This article is based in part on a doctoral dissertation submitted by the author to Purdue University. The author wishes to thank Donn Byrne, James J. Jaccard, Kay Deaux, and Kathryn Johnson for assistance with various parts of this research.
Predicting Contraceptive Behavior Among University Men: The Role of Emotions and Behavioral Intentions1
Version of Record online: 31 JUL 2006
Journal of Applied Social Psychology
Volume 14, Issue 2, pages 104–123, April 1984
How to Cite
Fisher, W. A. (1984), Predicting Contraceptive Behavior Among University Men: The Role of Emotions and Behavioral Intentions. Journal of Applied Social Psychology, 14: 104–123. doi: 10.1111/j.1559-1816.1984.tb02224.x
- Issue online: 31 JUL 2006
- Version of Record online: 31 JUL 2006

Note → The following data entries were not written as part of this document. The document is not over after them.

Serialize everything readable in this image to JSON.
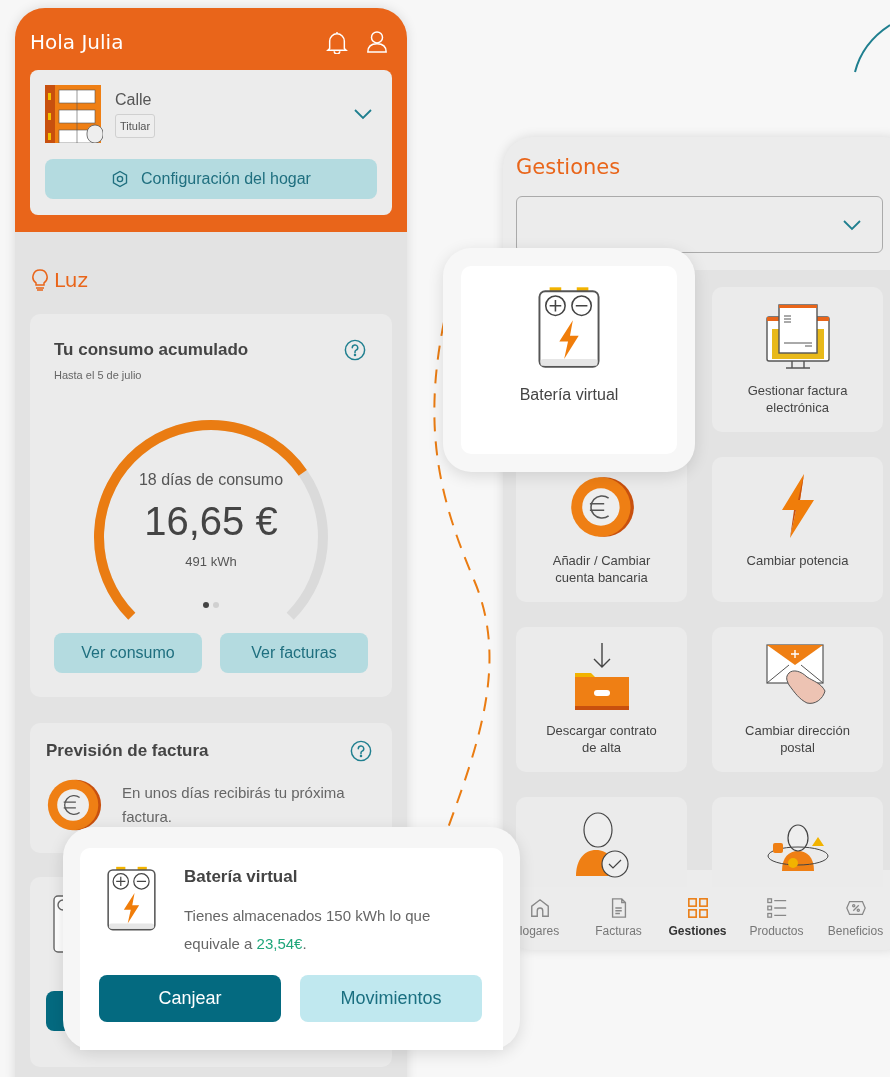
{
  "home": {
    "greeting": "Hola Julia",
    "address": "Calle",
    "role": "Titular",
    "settings_button": "Configuración del hogar"
  },
  "section": {
    "title": "Luz"
  },
  "consumption": {
    "title": "Tu consumo acumulado",
    "subtitle": "Hasta el 5 de julio",
    "days": "18 días de consumo",
    "amount": "16,65 €",
    "energy": "491 kWh",
    "pages": [
      {
        "selected": true
      },
      {
        "selected": false
      }
    ],
    "buttons": [
      "Ver consumo",
      "Ver facturas"
    ]
  },
  "forecast": {
    "title": "Previsión de factura",
    "text": "En unos días recibirás tu próxima factura."
  },
  "gestiones": {
    "title": "Gestiones",
    "tiles": [
      {
        "label": "Gestionar factura electrónica"
      },
      {
        "label": "Añadir / Cambiar cuenta bancaria"
      },
      {
        "label": "Cambiar potencia"
      },
      {
        "label": "Descargar contrato de alta"
      },
      {
        "label": "Cambiar dirección postal"
      }
    ],
    "nav": [
      {
        "label": "logares",
        "selected": false
      },
      {
        "label": "Facturas",
        "selected": false
      },
      {
        "label": "Gestiones",
        "selected": true
      },
      {
        "label": "Productos",
        "selected": false
      },
      {
        "label": "Beneficios",
        "selected": false
      }
    ]
  },
  "battery_popup": {
    "label": "Batería virtual"
  },
  "battery_card": {
    "title": "Batería virtual",
    "text_before": "Tienes almacenados 150 kWh lo que equivale a ",
    "amount": "23,54€",
    "text_after": ".",
    "buttons": [
      {
        "label": "Canjear",
        "kind": "primary"
      },
      {
        "label": "Movimientos",
        "kind": "secondary"
      }
    ]
  }
}
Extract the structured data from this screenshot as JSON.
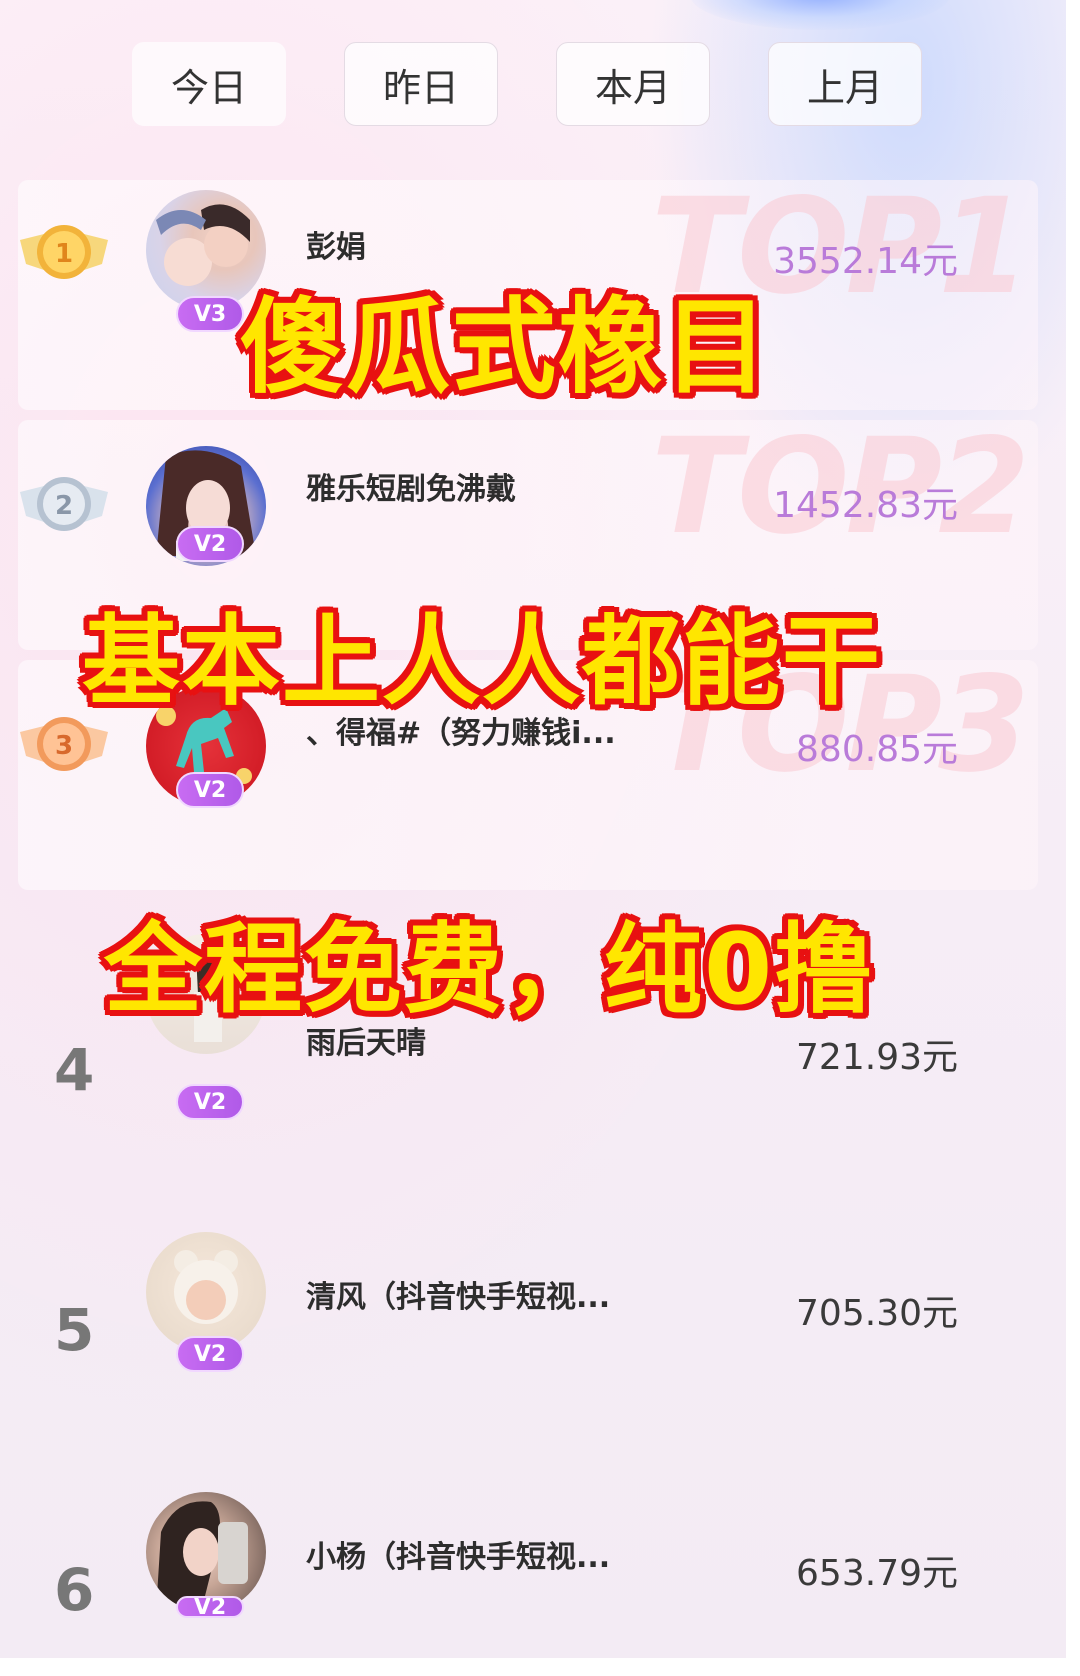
{
  "tabs": [
    {
      "label": "今日",
      "active": true
    },
    {
      "label": "昨日",
      "active": false
    },
    {
      "label": "本月",
      "active": false
    },
    {
      "label": "上月",
      "active": false
    }
  ],
  "ranking": [
    {
      "rank": "1",
      "medal": "gold-medal-icon",
      "name": "彭娟",
      "level": "V3",
      "amount": "3552.14元",
      "watermark": "TOP1"
    },
    {
      "rank": "2",
      "medal": "silver-medal-icon",
      "name": "雅乐短剧免沸戴",
      "level": "V2",
      "amount": "1452.83元",
      "watermark": "TOP2"
    },
    {
      "rank": "3",
      "medal": "bronze-medal-icon",
      "name": "、得福#（努力赚钱i...",
      "level": "V2",
      "amount": "880.85元",
      "watermark": "TOP3"
    },
    {
      "rank": "4",
      "name": "雨后天晴",
      "level": "V2",
      "amount": "721.93元"
    },
    {
      "rank": "5",
      "name": "清风（抖音快手短视...",
      "level": "V2",
      "amount": "705.30元"
    },
    {
      "rank": "6",
      "name": "小杨（抖音快手短视...",
      "level": "V2",
      "amount": "653.79元"
    }
  ],
  "overlay": {
    "line1": "傻瓜式橡目",
    "line2": "基本上人人都能干",
    "line3": "全程免费，纯0撸"
  },
  "colors": {
    "caption_fill": "#ffe600",
    "caption_stroke": "#e81111",
    "badge": "#b05ae8",
    "top_amount": "#b97bd9"
  }
}
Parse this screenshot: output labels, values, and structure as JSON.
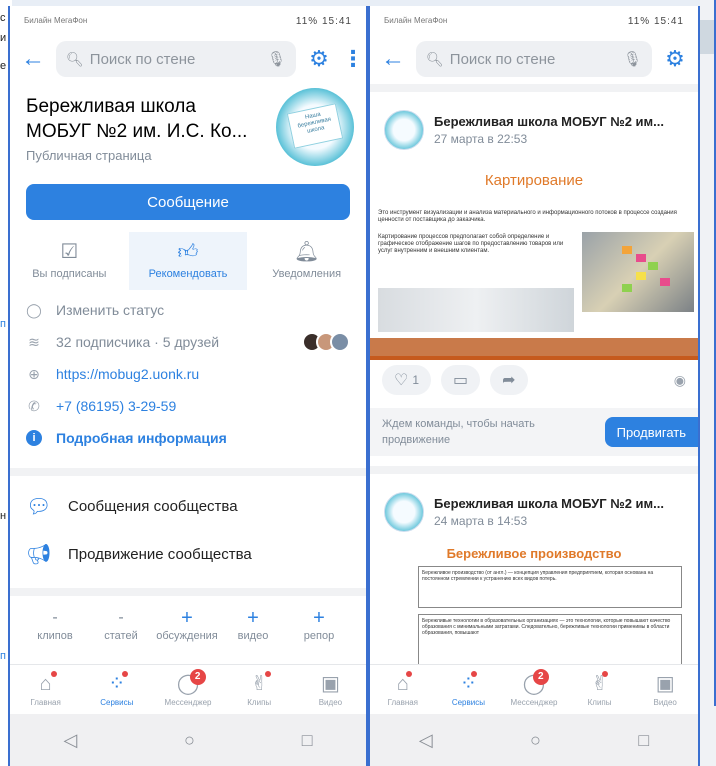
{
  "left_phone": {
    "status": {
      "carrier": "Билайн МегаФон",
      "right": "11%  15:41"
    },
    "search": {
      "placeholder": "Поиск по стене"
    },
    "profile": {
      "name": "Бережливая школа МОБУГ №2 им. И.С. Ко...",
      "type": "Публичная страница",
      "avatar_text": "Наша бережливая школа"
    },
    "message_button": "Сообщение",
    "actions": [
      {
        "label": "Вы подписаны",
        "icon": "check-square-icon"
      },
      {
        "label": "Рекомендовать",
        "icon": "thumbs-up-icon"
      },
      {
        "label": "Уведомления",
        "icon": "bell-icon"
      }
    ],
    "info": {
      "status": "Изменить статус",
      "subscribers": "32 подписчика · 5 друзей",
      "website": "https://mobug2.uonk.ru",
      "phone": "+7 (86195) 3-29-59",
      "details": "Подробная информация"
    },
    "menu": [
      {
        "label": "Сообщения сообщества",
        "icon": "chat-bubble-icon"
      },
      {
        "label": "Продвижение сообщества",
        "icon": "megaphone-icon"
      }
    ],
    "counters": [
      {
        "value": "-",
        "label": "клипов"
      },
      {
        "value": "-",
        "label": "статей"
      },
      {
        "value": "+",
        "label": "обсуждения"
      },
      {
        "value": "+",
        "label": "видео"
      },
      {
        "value": "+",
        "label": "репор"
      }
    ]
  },
  "tabbar": [
    {
      "label": "Главная",
      "icon": "home-icon"
    },
    {
      "label": "Сервисы",
      "icon": "services-icon"
    },
    {
      "label": "Мессенджер",
      "icon": "messenger-icon",
      "badge": "2"
    },
    {
      "label": "Клипы",
      "icon": "clips-icon"
    },
    {
      "label": "Видео",
      "icon": "video-icon"
    }
  ],
  "right_phone": {
    "status": {
      "carrier": "Билайн МегаФон",
      "right": "11%  15:41"
    },
    "search": {
      "placeholder": "Поиск по стене"
    },
    "post1": {
      "author": "Бережливая школа МОБУГ №2 им...",
      "date": "27 марта в 22:53",
      "image_title": "Картирование",
      "image_text1": "Это инструмент визуализации и анализа материального и информационного потоков в процессе создания ценности от поставщика до заказчика.",
      "image_text2": "Картирование процессов предполагает собой определение и графическое отображение шагов по предоставлению товаров или услуг внутренним и внешним клиентам.",
      "likes": "1"
    },
    "promo": {
      "text": "Ждем команды, чтобы начать продвижение",
      "button": "Продвигать"
    },
    "post2": {
      "author": "Бережливая школа МОБУГ №2 им...",
      "date": "24 марта в 14:53",
      "image_title": "Бережливое производство",
      "box1": "Бережливое производство (от англ.) — концепция управления предприятием, которая основана на постоянном стремлении к устранению всех видов потерь.",
      "box2": "Бережливые технологии в образовательных организациях — это технологии, которые повышают качество образования с минимальными затратами. Следовательно, бережливые технологии применимы в области образования, повышают"
    }
  }
}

This research employed two theories to predict contraceptive behavior (condom use) among university men. The sexual behavior sequence (Byrne, 1977, 1983) hypothesizes that erotophobia-erotophilia (negative to positive emotional response to sexuality) will generalize and mediate avoidance or approach of contraception. The theory of reasoned action (Ajzen & Fishbein, 1980; Fishbein & Ajzen, 1975) hypothesizes that condom use behavior (B) is a function of behavioral intentions (BI) to perform this act; BI is hypothesized to be a function of attitudes towards the act (Aact) and relevant subjective norms (SN), and Aact and SN in turn have hypothesized basic determinants (). In addition, the theory of reasoned action holds that variables external to this model (i.e., erotophobia-erotophilia) may only affect behavior indirectly, by affecting the model's components. To test these assumptions, 145 undergraduate males completed measures of erotophobia-erotophilia and BI, Aact, SN, and and with respect to condom use in the coming month; a one month follow-up measure of B was also obtained. Results confirmed each of the hypothesized relationships and showed that for subjects who had sex during the month under study (N= 44), erotophobia-erotophilia and behavioral intentions were related to condom use (r= .33, r= .44, p < .05). Moreover, in contrast to the assumption of the theory of reasoned action, erotophobia-erotophilia and intentions independently predicted condom use; the linear combination of these factors predicted condom use significantly better (R= .57, p < .001) than either factor taken singly. Conceptual and applied implications of these findings are discussed.